Below, the Iowa Court of Appeals tried to make a distinction between rainwater and rain.  It concluded that rainwater is what is collected after the rain falls.  Thus, it reasoned, this should be a covered loss because it was caused by accumulated rainwater – not falling rain.  However the Iowa Supreme Court found such a distinction ludicrous: “(R)ainwater is unquestionably caused by rain, and it is undisputed the water damage occurred during a rainstorm when the drain pipe ruptured to spill rainwater into Suite 102.”  Id., slip op at 6.  All rain would be rainwater after it falls, thus making the exclusion for rain meaningless in the policy.

This issue has been decided before by other Midwestern courts.  For example in Einspahr v. United Fire and Cas. Co., No. A-99-371, 2000 WL 758654 (Neb. Ct. App. 2000) the Nebraska Court of Appeals reviewed identical BOP policy form language and affirmed summary judgment for the insurer.  It found that rain which had entered the roof of a building was still “rain” and excluded from the policy.  The Missouri Court of Appeals also affirmed similar language in Stufflebean v. Fireman’s Fund Ins. Co., 710 S.W. 2d 931, 933 (Mo. Ct. App. 1986).  The court there held that the policy clearly excluded coverage for water damage from a broken gutter which was caused by rain.

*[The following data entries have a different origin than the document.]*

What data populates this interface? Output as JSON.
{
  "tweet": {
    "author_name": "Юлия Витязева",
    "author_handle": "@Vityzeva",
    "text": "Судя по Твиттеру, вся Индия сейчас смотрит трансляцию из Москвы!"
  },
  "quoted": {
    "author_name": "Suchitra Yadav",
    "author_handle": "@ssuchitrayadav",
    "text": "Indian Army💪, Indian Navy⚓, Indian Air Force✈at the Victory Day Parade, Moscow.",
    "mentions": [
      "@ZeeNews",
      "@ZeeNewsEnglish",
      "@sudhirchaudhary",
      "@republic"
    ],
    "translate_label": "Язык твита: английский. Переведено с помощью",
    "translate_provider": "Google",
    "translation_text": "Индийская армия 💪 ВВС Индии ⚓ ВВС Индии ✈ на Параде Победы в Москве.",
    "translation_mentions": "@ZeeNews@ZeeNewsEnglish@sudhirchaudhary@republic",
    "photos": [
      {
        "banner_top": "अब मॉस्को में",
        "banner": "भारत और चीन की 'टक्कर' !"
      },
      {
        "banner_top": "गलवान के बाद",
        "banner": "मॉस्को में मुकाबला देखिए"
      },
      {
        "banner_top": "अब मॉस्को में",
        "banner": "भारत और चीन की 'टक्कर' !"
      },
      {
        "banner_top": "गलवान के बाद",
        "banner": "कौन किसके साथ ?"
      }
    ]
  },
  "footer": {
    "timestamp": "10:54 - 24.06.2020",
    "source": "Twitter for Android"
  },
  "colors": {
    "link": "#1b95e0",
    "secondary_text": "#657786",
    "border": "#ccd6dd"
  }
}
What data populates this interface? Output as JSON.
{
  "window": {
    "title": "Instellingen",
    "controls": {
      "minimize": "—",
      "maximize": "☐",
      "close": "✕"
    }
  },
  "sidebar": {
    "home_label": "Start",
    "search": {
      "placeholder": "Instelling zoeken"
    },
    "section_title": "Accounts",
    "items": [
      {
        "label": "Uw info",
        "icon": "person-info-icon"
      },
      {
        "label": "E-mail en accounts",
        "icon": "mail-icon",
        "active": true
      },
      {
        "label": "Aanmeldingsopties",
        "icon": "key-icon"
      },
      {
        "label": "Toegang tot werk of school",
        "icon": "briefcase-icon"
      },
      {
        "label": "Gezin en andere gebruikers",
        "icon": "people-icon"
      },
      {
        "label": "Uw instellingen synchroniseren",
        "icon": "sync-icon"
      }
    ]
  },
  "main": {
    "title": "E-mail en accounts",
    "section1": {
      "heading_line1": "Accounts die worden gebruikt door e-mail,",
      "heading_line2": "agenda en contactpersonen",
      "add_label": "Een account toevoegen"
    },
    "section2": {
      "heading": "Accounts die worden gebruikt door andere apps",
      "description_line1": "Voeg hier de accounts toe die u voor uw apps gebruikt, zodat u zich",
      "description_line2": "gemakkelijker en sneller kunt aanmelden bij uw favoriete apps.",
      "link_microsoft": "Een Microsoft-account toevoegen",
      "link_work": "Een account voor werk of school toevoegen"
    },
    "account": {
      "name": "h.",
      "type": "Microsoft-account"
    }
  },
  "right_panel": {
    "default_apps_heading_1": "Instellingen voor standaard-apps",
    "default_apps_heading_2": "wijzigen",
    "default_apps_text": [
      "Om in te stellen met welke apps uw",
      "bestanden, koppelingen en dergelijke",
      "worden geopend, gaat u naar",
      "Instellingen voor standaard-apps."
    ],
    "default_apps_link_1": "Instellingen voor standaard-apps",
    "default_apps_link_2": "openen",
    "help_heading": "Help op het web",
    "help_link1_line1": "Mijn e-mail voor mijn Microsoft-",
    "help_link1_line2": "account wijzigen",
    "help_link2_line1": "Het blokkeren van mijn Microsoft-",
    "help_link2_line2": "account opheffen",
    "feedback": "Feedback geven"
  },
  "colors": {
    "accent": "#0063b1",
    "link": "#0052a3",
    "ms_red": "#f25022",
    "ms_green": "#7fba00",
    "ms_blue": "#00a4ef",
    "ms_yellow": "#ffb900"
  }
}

Amish Connection is simple case, but without a doubt it was hard for the Supreme Court to make its decision.  Three judges dissented, trying hard to find coverage for the policyholder.  There is a knee jerk expectation by policyholders in situations like this.  If a loss from rain is not covered, then what exactly is a covered peril – since rain and water losses can be so devastating?  But therein lies the rub dear friends, which of course now you know.  This is a BOP policy.  It is not a CGL policy or another form that is more generous in its coverage terms and which costs more too.  The BOP is a specific, marketed product that costs less, combines coverage, and may not be for everyone if rain losses are contemplated.  A policyholder can always obtain this coverage by endorsement, or consider a different product to suit its foreseeable and likely risks.


A BOP policy will not cover most losses caused by rain.  Since heavy and indiscriminate rain losses are a foreseeable risk in the Midwest, it is wise to obtain a different policy or an endorsement which covers rain losses.  The Iowa Supreme Court got it right:  no coverage.  So now you know, dear Readers.  Now you know.